I also research the areas and places to see if there are special events and cultural things that are going on that I will be able to photographed and really make my experience in these amazing places unforgettable.
3. Photograph Passionately
Shoot it like you’re never going to shoot there again. I always have in my mind when I’m shooting in different places abroad, “If I don’t ever make it back here again, I want to make sure I have all I can get from my shots.” That sounds like a big order to fill, but if you really document and be journalistic in your approach, it pays off. Try telling a story through some of your photos so that when you get back home you have these images full of life and meaning behind them and you will LOVE them for years to come.
I did this when I was at Oktoberfest in Munich one year; I didn’t know if I would ever be back here. So I put on my 50mm and my wide and away I went, getting in the faces of beer-drinking tourists and locals inside the big beer garden tents and yet capturing the massiveness of these with my wide. I haven’t been back to Munich or Oktoberfest, yet, but I am really happy with how I captured my time there. I didn’t miss anything.
4. Be Friendly
A smile goes a long way. Not only does it allow you to engage the locals and what’s going on around you when you travel, it also allows you to ask permission to take their photo for a portrait.
I have experienced this time and time again. Once in Chinatown in Manila, Philippines I was walking down the street and saw this most adorable old Chinese man vegetable vendor. I knew there was a portrait to be had there. So I started up conversation and we chatted some, I looked at his beautiful vegetables. And then I popped the question: “Picture? You?” At first his smiled and said, “No, no!”. I looked at him with a smile and said, “just one.” And he obliged. One of my favorite photos.
Another time I was in Nagercoil, India, I saw these two beautiful Indian women. They had little English, I smiled lots and played with a baby that another girl had beside them and began shooting photos of the baby. Then I looked at them and said, “Picture?” And their first shot was no smiles. I then smiled at them and encouraged some smiles. Bingo. Another favorite street portrait of mine.
5. Write it Down
Trust me on this one – at the very least, write down the places you stayed at along the way and if you can, make some notes about your day. I have a little “travels” book I bring with me to write the date, place, accommodations, companions and highlights in. I have kept it since 2007 and it is fun to look back and remember.
Facebook and blogs have made documenting our travels and lives so much easier than even 10 years ago. I recommend photographers to blog about their travels. If you have Internet access while traveling, blog one photo a day and write a bit of what you did. Not only will everyone who follows it have something to look forward to, it will help you to remember what you did. You can always do more in-depth posts when you get home.

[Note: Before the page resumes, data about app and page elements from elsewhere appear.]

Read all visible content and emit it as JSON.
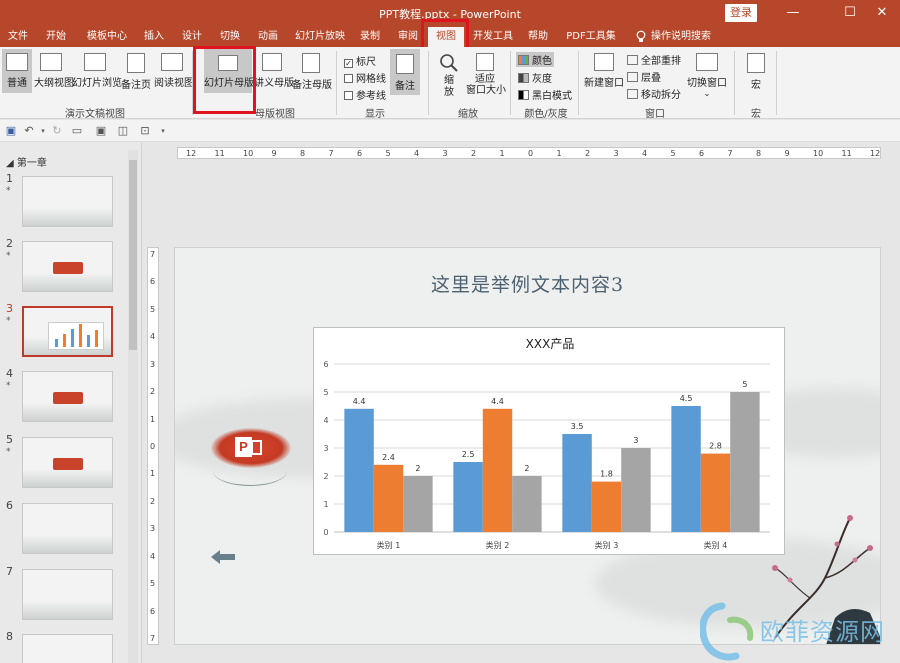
{
  "window": {
    "title": "PPT教程.pptx - PowerPoint",
    "login": "登录",
    "controls": [
      "—",
      "☐",
      "✕"
    ]
  },
  "tabs": [
    "文件",
    "开始",
    "模板中心",
    "插入",
    "设计",
    "切换",
    "动画",
    "幻灯片放映",
    "录制",
    "审阅",
    "视图",
    "开发工具",
    "帮助",
    "PDF工具集",
    "操作说明搜索"
  ],
  "active_tab": "视图",
  "ribbon": {
    "views": [
      "普通",
      "大纲视图",
      "幻灯片浏览",
      "备注页",
      "阅读视图"
    ],
    "group_views_label": "演示文稿视图",
    "master": [
      "幻灯片母版",
      "讲义母版",
      "备注母版"
    ],
    "group_master_label": "母版视图",
    "show": {
      "ruler": "标尺",
      "grid": "网格线",
      "guides": "参考线",
      "notes": "备注",
      "label": "显示"
    },
    "zoom": {
      "zoom": "缩放",
      "fit": "适应\n窗口大小",
      "label": "缩放"
    },
    "color": {
      "color": "颜色",
      "gray": "灰度",
      "bw": "黑白模式",
      "label": "颜色/灰度"
    },
    "window": {
      "new": "新建窗口",
      "arrange": "全部重排",
      "cascade": "层叠",
      "split": "移动拆分",
      "switch": "切换窗口",
      "label": "窗口"
    },
    "macro": {
      "macro": "宏",
      "label": "宏"
    },
    "colors": {
      "ruler_checked": true
    }
  },
  "thumbs": {
    "section": "第一章",
    "numbers": [
      "1",
      "2",
      "3",
      "4",
      "5",
      "6",
      "7",
      "8"
    ],
    "active": "3",
    "star": "*"
  },
  "ruler": {
    "h_ticks": [
      "12",
      "11",
      "10",
      "9",
      "8",
      "7",
      "6",
      "5",
      "4",
      "3",
      "2",
      "1",
      "0",
      "1",
      "2",
      "3",
      "4",
      "5",
      "6",
      "7",
      "8",
      "9",
      "10",
      "11",
      "12"
    ],
    "v_ticks": [
      "7",
      "6",
      "5",
      "4",
      "3",
      "2",
      "1",
      "0",
      "1",
      "2",
      "3",
      "4",
      "5",
      "6",
      "7"
    ]
  },
  "slide": {
    "title": "这里是举例文本内容3"
  },
  "chart_data": {
    "type": "bar",
    "title": "XXX产品",
    "categories": [
      "类别 1",
      "类别 2",
      "类别 3",
      "类别 4"
    ],
    "series": [
      {
        "values": [
          4.4,
          2.5,
          3.5,
          4.5
        ],
        "color": "#5b9bd5"
      },
      {
        "values": [
          2.4,
          4.4,
          1.8,
          2.8
        ],
        "color": "#ed7d31"
      },
      {
        "values": [
          2,
          2,
          3,
          5
        ],
        "color": "#a5a5a5"
      }
    ],
    "ylim": [
      0,
      6
    ],
    "yticks": [
      0,
      1,
      2,
      3,
      4,
      5,
      6
    ],
    "grid": true,
    "data_labels": true
  },
  "watermark": {
    "text": "欧菲资源网"
  },
  "colors": {
    "brand": "#b7472a",
    "highlight": "#e0141e"
  }
}
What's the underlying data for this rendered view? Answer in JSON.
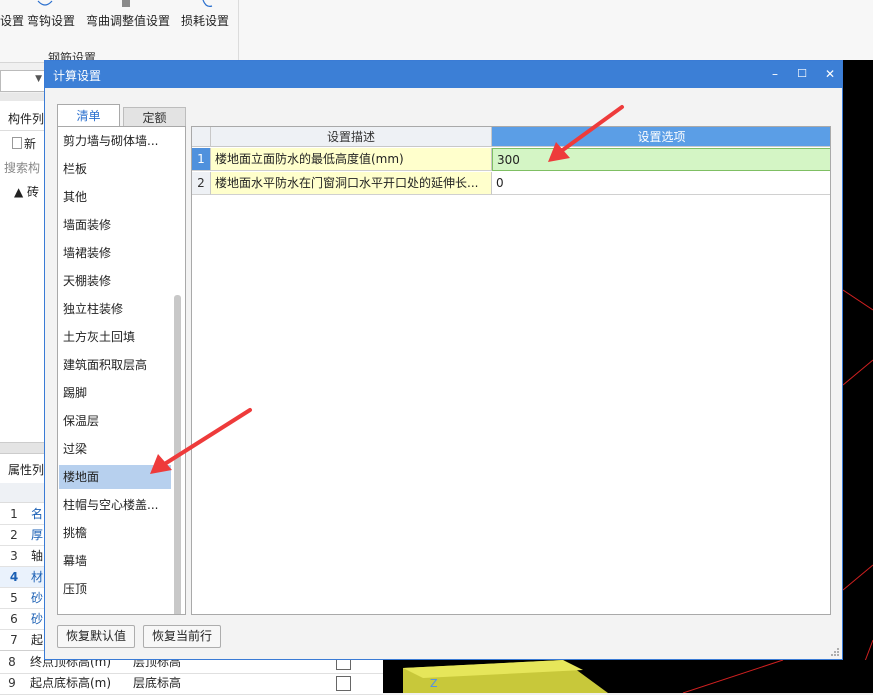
{
  "ribbon": {
    "buttons": [
      "设置",
      "弯钩设置",
      "弯曲调整值设置",
      "损耗设置"
    ],
    "group_label": "钢筋设置"
  },
  "left_panel": {
    "component_list_title": "构件列",
    "new_label": "新",
    "search_placeholder": "搜索构",
    "tree_root": "▲ 砖",
    "props_title": "属性列",
    "rows": [
      {
        "num": "1",
        "text": "名"
      },
      {
        "num": "2",
        "text": "厚"
      },
      {
        "num": "3",
        "text": "轴"
      },
      {
        "num": "4",
        "text": "材"
      },
      {
        "num": "5",
        "text": "砂"
      },
      {
        "num": "6",
        "text": "砂"
      },
      {
        "num": "7",
        "text": "起"
      }
    ]
  },
  "bottom_grid": {
    "rows": [
      {
        "num": "8",
        "name": "终点顶标高(m)",
        "value": "层顶标高"
      },
      {
        "num": "9",
        "name": "起点底标高(m)",
        "value": "层底标高"
      }
    ]
  },
  "dialog": {
    "title": "计算设置",
    "controls": {
      "minimize": "–",
      "maximize": "☐",
      "close": "✕"
    },
    "tabs": [
      {
        "label": "清单",
        "active": true
      },
      {
        "label": "定额",
        "active": false
      }
    ],
    "list": {
      "items": [
        "剪力墙与砌体墙...",
        "栏板",
        "其他",
        "墙面装修",
        "墙裙装修",
        "天棚装修",
        "独立柱装修",
        "土方灰土回填",
        "建筑面积取层高",
        "踢脚",
        "保温层",
        "过梁",
        "楼地面",
        "柱帽与空心楼盖...",
        "挑檐",
        "幕墙",
        "压顶"
      ],
      "selected": "楼地面"
    },
    "grid": {
      "columns": [
        "设置描述",
        "设置选项"
      ],
      "rows": [
        {
          "num": "1",
          "desc": "楼地面立面防水的最低高度值(mm)",
          "value": "300"
        },
        {
          "num": "2",
          "desc": "楼地面水平防水在门窗洞口水平开口处的延伸长...",
          "value": "0"
        }
      ],
      "selected_row": "1"
    },
    "buttons": {
      "restore_default": "恢复默认值",
      "restore_row": "恢复当前行"
    }
  },
  "colors": {
    "title_bar": "#3c7fd6",
    "header_selected": "#5b9ee6",
    "cell_selected": "#d4f5c5",
    "desc_cell": "#ffffcc",
    "list_selected": "#b7d0ee",
    "annotation_arrow": "#ee3b3b"
  }
}
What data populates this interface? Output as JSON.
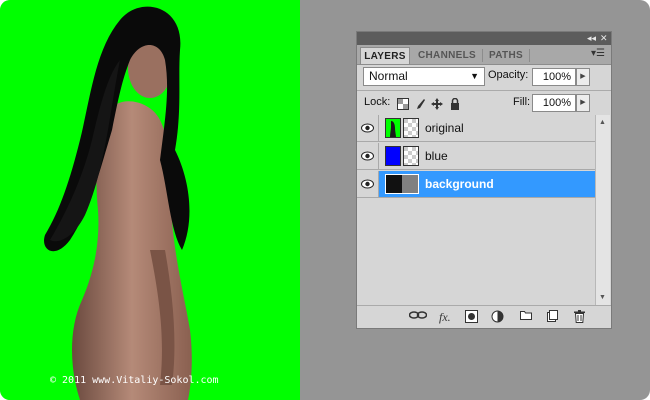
{
  "canvas": {
    "background": "#00ff00",
    "copyright": "© 2011 www.Vitaliy-Sokol.com"
  },
  "panel": {
    "titlebar": {
      "collapse_icon": "double-left-arrow-icon",
      "close_icon": "close-icon"
    },
    "tabs": [
      {
        "label": "LAYERS",
        "active": true
      },
      {
        "label": "CHANNELS",
        "active": false
      },
      {
        "label": "PATHS",
        "active": false
      }
    ],
    "blend_mode": "Normal",
    "opacity_label": "Opacity:",
    "opacity_value": "100%",
    "lock_label": "Lock:",
    "fill_label": "Fill:",
    "fill_value": "100%",
    "layers": [
      {
        "name": "original",
        "visible": true,
        "selected": false
      },
      {
        "name": "blue",
        "visible": true,
        "selected": false
      },
      {
        "name": "background",
        "visible": true,
        "selected": true
      }
    ],
    "footer_icons": [
      "link-icon",
      "fx-icon",
      "mask-icon",
      "adjustment-icon",
      "folder-icon",
      "new-layer-icon",
      "trash-icon"
    ],
    "colors": {
      "selected_row": "#3399ff",
      "blue_layer": "#0000ff"
    }
  }
}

When I visited Germany & Italy for the first time, I did this – I blogged a little bit each day. My family and friends were able to follow along in my adventure while I was gone. It made it more “real” for them to see a photo or two and a story behind it.
My blog is filled with images and stories, both past and present, meaning there are still photos I haven’t blogged about and written about from years ago that I decide to blog about years after.
When you write about your travels after the fact, you can relive your adventures…it’s like you are there again! But warning – it will also awaken your wanderlust and you will probably in no time be planning your next trip!